Harley CVO Softail

The convertible is not necessarily a bold new concept for the Motor Company. In the ’80s, there were the FXR Convertibles, followed by the Dyna Convertibles of the ’90s. Neither of those models sold well, and the idea lay dormant at Juneau Avenue until this CVO interpretation came to fruition. Right from the start, you can see that special care was taken to make sure the 2010 CVO Softail Convertible was designed to be a two-in-one, touring-and-cruising factory custom, and it was going to look good doing it in either configuration.
Attention to detail is obvious in the quality of its detachable parts, and how they work together on the bike as a whole. The combination of the color-matched compact fairing with the smoked windshield nicely integrates with the bike’s style, and is as simple to install or remove as any of the other detachable windshields Harley offers. The leather, semi-ridged saddlebags feature genuine buffalo-hide inserts. They can be removed in seconds by simply pulling and then turning a lock tab on the backside of the bags, and sliding the whole setup backward. The best part is that all that’s left behind are two mounting pegs on each fender strut. Installation of the bags takes a tad longer because everything needs to line up, including the lower mounting tabs. Once I got used to the installation process, I was able to attach each bag in under a minute, which leads me to believe even a monkey (or a buffalo) could learn how to do it.
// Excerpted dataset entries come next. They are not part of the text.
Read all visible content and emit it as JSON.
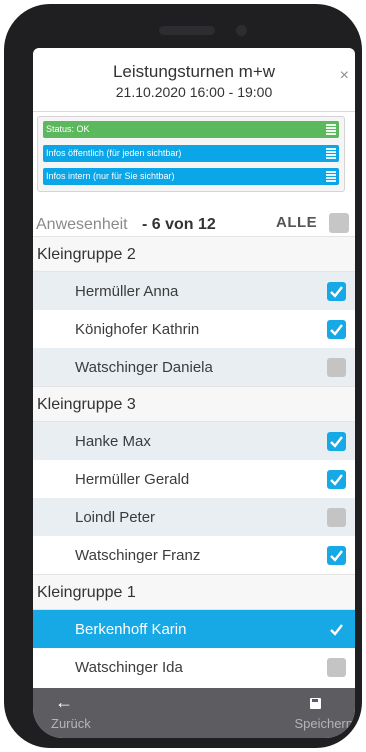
{
  "header": {
    "title": "Leistungsturnen m+w",
    "subtitle": "21.10.2020 16:00 - 19:00",
    "close_label": "×"
  },
  "info_bars": {
    "status_prefix": "Status: ",
    "status_value": "OK",
    "public_info": "Infos öffentlich (für jeden sichtbar)",
    "internal_info": "Infos intern (nur für Sie sichtbar)"
  },
  "attendance": {
    "label": "Anwesenheit",
    "count": "- 6 von 12",
    "all_label": "ALLE"
  },
  "groups": [
    {
      "name": "Kleingruppe 2",
      "members": [
        {
          "name": "Hermüller Anna",
          "checked": true
        },
        {
          "name": "Könighofer Kathrin",
          "checked": true
        },
        {
          "name": "Watschinger Daniela",
          "checked": false
        }
      ]
    },
    {
      "name": "Kleingruppe 3",
      "members": [
        {
          "name": "Hanke Max",
          "checked": true
        },
        {
          "name": "Hermüller Gerald",
          "checked": true
        },
        {
          "name": "Loindl Peter",
          "checked": false
        },
        {
          "name": "Watschinger Franz",
          "checked": true
        }
      ]
    },
    {
      "name": "Kleingruppe 1",
      "members": [
        {
          "name": "Berkenhoff Karin",
          "checked": true,
          "selected": true
        },
        {
          "name": "Watschinger Ida",
          "checked": false
        }
      ]
    }
  ],
  "footer": {
    "back_icon": "arrow-left-icon",
    "back_label": "Zurück",
    "save_icon": "floppy-disk-icon",
    "save_label": "Speichern"
  },
  "colors": {
    "accent": "#17a8e6",
    "status_ok": "#5cb85c",
    "footer": "#5c5c61"
  }
}
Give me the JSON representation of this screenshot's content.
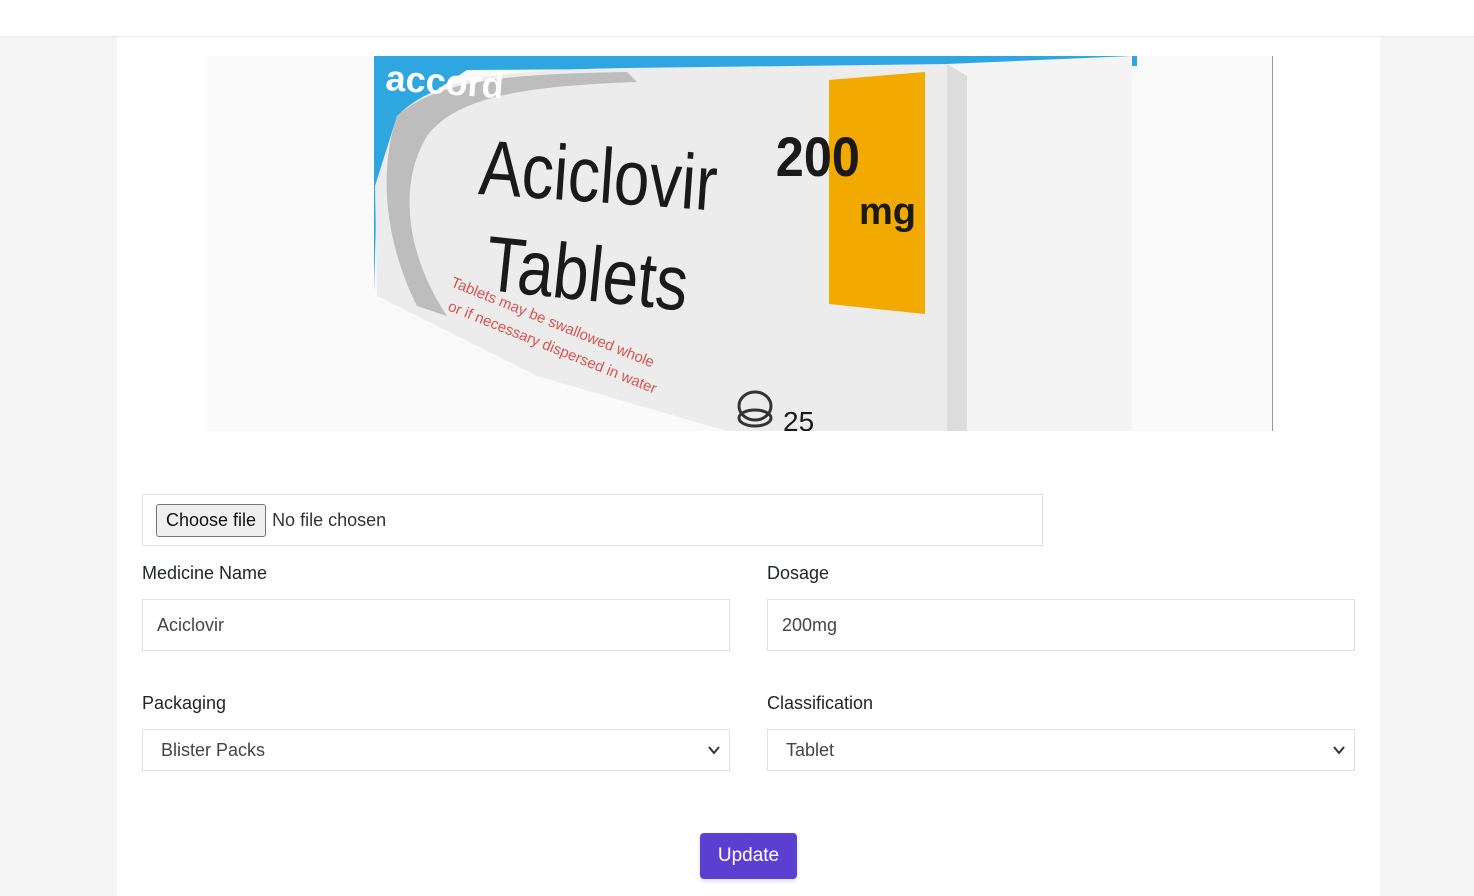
{
  "product_image": {
    "alt": "Aciclovir Tablets box",
    "brand": "accord",
    "box_title_line1": "Aciclovir",
    "box_title_line2": "Tablets",
    "strength_number": "200",
    "strength_unit": "mg",
    "instructions_line1": "Tablets may be swallowed whole",
    "instructions_line2": "or if necessary dispersed in water",
    "count_partial": "25",
    "colors": {
      "box_blue": "#2ea6e0",
      "badge_orange": "#f2a900",
      "text_dark": "#1a1a1a",
      "text_red": "#d9534f"
    }
  },
  "file_upload": {
    "button_label": "Choose file",
    "status_text": "No file chosen"
  },
  "form": {
    "medicine_name": {
      "label": "Medicine Name",
      "value": "Aciclovir"
    },
    "dosage": {
      "label": "Dosage",
      "value": "200mg"
    },
    "packaging": {
      "label": "Packaging",
      "selected": "Blister Packs"
    },
    "classification": {
      "label": "Classification",
      "selected": "Tablet"
    }
  },
  "actions": {
    "update_label": "Update"
  },
  "theme": {
    "primary": "#5b3fd1",
    "page_bg": "#f5f5f5",
    "border": "#dee2e6"
  }
}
An obvious and noticeable difference between this and all previous H-D convertibles is the fact that the custom leather seat has a detachable passenger pillion and detachable backrest pad, meaning, when not in touring mode, you have a solo seat cruiser. Note for styling continuity: all three of these parts feature genuine buffalo-hide inserts that match those on the saddlebags.
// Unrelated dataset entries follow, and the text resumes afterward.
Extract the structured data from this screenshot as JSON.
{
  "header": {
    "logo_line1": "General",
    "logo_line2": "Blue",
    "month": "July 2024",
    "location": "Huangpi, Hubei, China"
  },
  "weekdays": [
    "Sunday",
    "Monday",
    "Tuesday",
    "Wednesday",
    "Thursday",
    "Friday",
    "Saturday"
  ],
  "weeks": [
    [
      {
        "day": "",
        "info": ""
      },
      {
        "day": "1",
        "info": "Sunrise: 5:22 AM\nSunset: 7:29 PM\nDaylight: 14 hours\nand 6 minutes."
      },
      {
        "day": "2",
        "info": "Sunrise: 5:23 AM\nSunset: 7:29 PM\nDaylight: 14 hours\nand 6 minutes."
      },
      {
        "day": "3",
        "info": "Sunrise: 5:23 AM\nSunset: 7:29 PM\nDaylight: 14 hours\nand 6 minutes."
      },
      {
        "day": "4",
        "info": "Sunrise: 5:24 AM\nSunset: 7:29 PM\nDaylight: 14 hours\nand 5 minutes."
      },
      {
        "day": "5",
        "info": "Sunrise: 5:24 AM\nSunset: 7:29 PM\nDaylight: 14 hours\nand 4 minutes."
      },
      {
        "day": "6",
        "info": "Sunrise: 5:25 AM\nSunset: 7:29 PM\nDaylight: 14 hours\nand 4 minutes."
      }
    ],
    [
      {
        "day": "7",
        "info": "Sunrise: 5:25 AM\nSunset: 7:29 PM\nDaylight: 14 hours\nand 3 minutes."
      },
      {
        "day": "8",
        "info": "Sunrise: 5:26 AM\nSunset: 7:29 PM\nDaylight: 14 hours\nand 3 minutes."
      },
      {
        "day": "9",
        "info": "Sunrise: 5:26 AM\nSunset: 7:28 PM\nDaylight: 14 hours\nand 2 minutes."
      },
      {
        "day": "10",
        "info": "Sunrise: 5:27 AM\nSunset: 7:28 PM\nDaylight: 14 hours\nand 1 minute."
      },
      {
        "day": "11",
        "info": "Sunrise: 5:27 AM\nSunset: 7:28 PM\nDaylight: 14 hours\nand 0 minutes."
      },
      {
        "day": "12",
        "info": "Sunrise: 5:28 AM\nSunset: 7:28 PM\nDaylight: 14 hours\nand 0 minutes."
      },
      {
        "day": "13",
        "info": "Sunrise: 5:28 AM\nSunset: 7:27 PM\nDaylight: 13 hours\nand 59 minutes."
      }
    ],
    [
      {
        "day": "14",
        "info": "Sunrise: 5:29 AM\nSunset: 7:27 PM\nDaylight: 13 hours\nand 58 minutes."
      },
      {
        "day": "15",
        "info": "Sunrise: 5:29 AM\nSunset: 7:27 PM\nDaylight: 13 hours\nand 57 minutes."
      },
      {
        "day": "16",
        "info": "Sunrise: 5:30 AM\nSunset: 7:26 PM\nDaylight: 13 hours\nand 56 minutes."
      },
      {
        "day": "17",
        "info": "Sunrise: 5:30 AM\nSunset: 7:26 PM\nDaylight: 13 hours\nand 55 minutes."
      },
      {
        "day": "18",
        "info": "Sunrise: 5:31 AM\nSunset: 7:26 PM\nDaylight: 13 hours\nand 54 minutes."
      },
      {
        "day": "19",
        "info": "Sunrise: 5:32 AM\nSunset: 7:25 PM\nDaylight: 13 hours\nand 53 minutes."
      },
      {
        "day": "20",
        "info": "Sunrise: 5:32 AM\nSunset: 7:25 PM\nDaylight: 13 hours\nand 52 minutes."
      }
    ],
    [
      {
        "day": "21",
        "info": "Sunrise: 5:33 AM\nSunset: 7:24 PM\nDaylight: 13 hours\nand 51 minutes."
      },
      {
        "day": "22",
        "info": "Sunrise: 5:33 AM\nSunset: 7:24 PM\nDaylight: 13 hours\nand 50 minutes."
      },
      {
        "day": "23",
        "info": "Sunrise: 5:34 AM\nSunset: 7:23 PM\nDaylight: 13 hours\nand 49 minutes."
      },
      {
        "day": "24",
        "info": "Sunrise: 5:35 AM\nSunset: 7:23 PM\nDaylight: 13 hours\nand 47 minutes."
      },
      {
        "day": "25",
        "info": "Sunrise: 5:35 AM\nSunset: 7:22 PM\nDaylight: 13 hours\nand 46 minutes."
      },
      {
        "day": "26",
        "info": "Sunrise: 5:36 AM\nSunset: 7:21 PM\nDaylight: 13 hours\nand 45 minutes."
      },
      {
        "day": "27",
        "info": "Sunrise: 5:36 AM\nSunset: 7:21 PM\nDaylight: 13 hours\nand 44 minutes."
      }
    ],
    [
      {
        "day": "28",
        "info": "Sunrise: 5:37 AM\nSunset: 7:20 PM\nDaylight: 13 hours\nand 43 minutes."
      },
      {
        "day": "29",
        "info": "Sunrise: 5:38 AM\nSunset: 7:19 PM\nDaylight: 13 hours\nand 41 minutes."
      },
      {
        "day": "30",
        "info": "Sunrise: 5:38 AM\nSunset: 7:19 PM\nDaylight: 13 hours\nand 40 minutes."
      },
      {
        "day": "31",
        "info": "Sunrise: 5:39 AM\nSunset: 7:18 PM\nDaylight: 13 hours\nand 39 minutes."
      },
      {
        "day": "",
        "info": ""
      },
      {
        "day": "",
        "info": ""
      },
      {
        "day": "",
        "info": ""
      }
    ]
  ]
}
When I initially sat on this bike, I couldn’t help but notice the low seat height (24.4″ laden) and high mounted position of the floorboards, which combined to give me a cramped feel while in the cockpit. Anyone with a large body take note because you might not like this bike on long hauls. The rear suspension has been lowered a full 1″, which forced me to smooth out my riding lines and not make any abrupt directional changes to prevent the floorboards from scraping. The good thing here is that by simply installing stock Softail shocks, you get that whole inch of ground clearance back. Better yet, in my opinion, a sweet air-ride setup would work righteously on this bike because you pump it up in touring mode and slam it down in cruiser mode. However, those of you who just plan on burning highway miles probably won’t have as many touchdowns, so this stock setup should be fine.

In terms of performance, what is there not to like about the TC 110B granite-powdercoated engine driving a 200mm, 18″, chrome aluminum Stinger rear wheel? The all-new combination digital speedometer and analog tachometer is a thing of beauty, and works wonderfully. The bike’s speed is displayed digitally in the center of the gauge, while the rpm is indicated by an arm that sweeps around the outer edge of the gauge. Easy to read, and looks hot, too!
The fit and finish of this CVO, like all of them, is exquisite. The full coverage wide rear fender and close-cropped, trimmed front fender do wonders to visually ground the bike. Add to that the fact that this chrome-laden bike also has many color-matched parts, including the frame, swingarm, frame inserts, saddlebag brackets, and horseshoe oil tank. You have a visually striking motorcycle, no matter how it’s configured.

Over the years, I’ve seen many deals advertised as BOGO (buy one, get one). To me, the 2010 Softail Convertible has a Fat Boy-esque look in cruiser trim, while in touring trim it reminds me of a Heritage Classic. That said, the way I see it is that you’re really getting two bikes for the price of one: $27,999. Add to that the value inherently built into buying a limited-production, factory-custom CVO Harley, and you can see why this bike is a steal.

–Joe Knezevic as published in American Iron Magazine, the world’s best selling Harley magazine.